Insurance with a provisional licence
%img src="http://www.confused.com/%3C/p%3E%0D%0A%3Cp%3E/media/content/product-guides/car/guide-images/business-on-the-move.jpg?h=366&w=250&as=1" /%When you consider the fact that insurance companies base the premiums they charge on how much of a risk they believe a person – and the vehicle they drive – to be, there’s little wonder that those who are yet to pass their driving test won’t find cover is cheap. There is obviously a far higher likelihood of an inexperienced driver being involved in an accident so insurers will need to cover themselves by charging more. This might seem unfair to ultra-careful new drivers, but you can at least understand the logic.
Getting the basics right
We have already established that cover is never going to be that cheap but a lot will depend on your choice of car. Avoid hot, sporty little numbers with huge engines as these will be extremely expensive – if not virtually impossible – to insure. Opt for a car with a relatively small engine and no modifications as this will get you access to the lowest possible insurance premiums on the market. A relatively basic car without rapid acceleration will also be an ideal learner vehicle until you get confidence behind the wheel.
Choosing your level of cover
There are three levels of cover – and which you choose depends on your budget. All will offer various extras, such as breakdown cover and legal protection, so it’s important to be aware of what these are and whether they are likely to be of benefit to you.
At its most basic is third-party only cover which protects you against claims made by other people following an accident, including your liability for injury to others. Third-party, fire and theft, meanwhile, provides that same level of cover but also protects your vehicle against fire damage and theft. Finally you have comprehensive cover. This includes all the elements of protection already discussed as well as accidental damage cover for your own car.

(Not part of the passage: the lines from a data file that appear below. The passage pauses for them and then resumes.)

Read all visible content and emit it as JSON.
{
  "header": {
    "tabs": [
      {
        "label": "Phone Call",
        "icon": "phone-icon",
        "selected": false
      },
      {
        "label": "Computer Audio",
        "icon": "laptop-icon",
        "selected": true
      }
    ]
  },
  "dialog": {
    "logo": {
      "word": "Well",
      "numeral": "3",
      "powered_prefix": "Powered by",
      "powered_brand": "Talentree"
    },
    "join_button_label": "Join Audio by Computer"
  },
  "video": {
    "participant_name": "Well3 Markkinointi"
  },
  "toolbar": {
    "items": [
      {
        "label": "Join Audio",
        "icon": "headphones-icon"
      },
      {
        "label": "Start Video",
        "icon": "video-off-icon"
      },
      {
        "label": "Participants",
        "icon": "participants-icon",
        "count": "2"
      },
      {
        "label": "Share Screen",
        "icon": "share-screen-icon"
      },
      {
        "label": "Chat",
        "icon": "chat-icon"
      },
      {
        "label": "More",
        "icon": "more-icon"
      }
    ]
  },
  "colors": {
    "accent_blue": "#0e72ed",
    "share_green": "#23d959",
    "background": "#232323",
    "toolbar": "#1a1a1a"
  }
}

Add a named driver to your policy
When you are learning to drive you will need someone over the
age of 21 with at least three years’ driving experience sitting alongside you at all times, so why not turn this to your advantage and add them to your policy?
Insurance companies are reassured by the thought of an experienced driver being involved – either as an additional or main driver – and are willing to give a discount on policies where they believe that to be the case. Also note that second hand car insurance may also be an option.
Not only will you have the comfort of knowing the person you choose will be insured to take over behind the wheel should something happen when you’re out together, you will also be able to start building up your no-claims discount which will help cut future insurance costs.
Alternatively, you can learn to drive in someone else’s car. For this you will need to be added as a named driver on that car owner’s insurance. However, this is an affordable option and taking out provisional insurance will enable you to start learning your car craft without having to buy your own set of wheels.
Other ways of cutting the costs
Having a provisional licence means you’re unlikely to spend every day travelling across the country so it might be worth agreeing to limit your mileage. This obviously cuts the cost as the less time you are on the road the less likely you are to have an accident. You can also install various safety devices such as immobilisers, wheel locks and tracking systems. Keeping your car in a secure location overnight – or at least on the driveway – can also help reduce the premium you will be charged.
Finally, you need to be sensible behind the wheel. Speeding tickets and other motoring convictions can have a very detrimental effect on the cost of your insurance so take it easy drive with a light foot, and hopefully you won’t be seeing blue flashing lights in your mirror.
Find out more about car insuranceSource: www.confused.com